Officer Phil Briar sat breathless in his police cruiser, which straddled the double-yellow line of the two-lane road. He was spun out in a blind corner, but something in his chest made him not care about on coming cars. How could this happen? How could he loose a suspect here?

Officer Phil Briar sat breathless in his police cruiser, which straddled the double-yellow line of the two-lane road. He was spun out in a blind corner, but something in his chest made him not care about on coming cars. How could this happen? How could he loose a suspect here?

I'm not sure if you intended to repeat the first paragraph, but it's better to removed the copy placed below it. And it's "lose", not "loose".

And there's a formatting error too.
QUOTE
Briar listened as the Mazda's tortured tires slipped on the asphalt. He's gonna run you. Briar was up for the chase.
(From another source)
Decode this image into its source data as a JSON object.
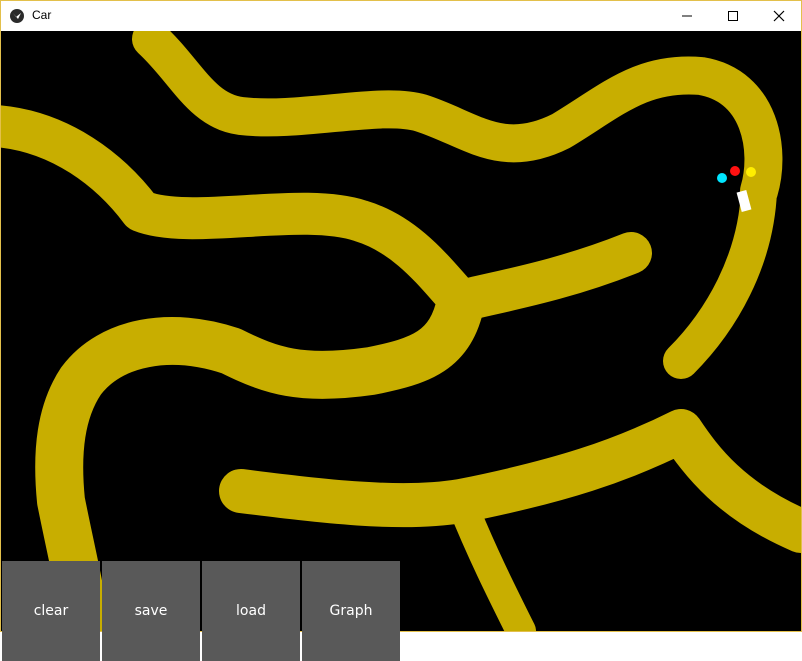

This was the longest straight until the second third of the uphill


The chase scene was good though.

Anyway, I'll be looking forward to the update.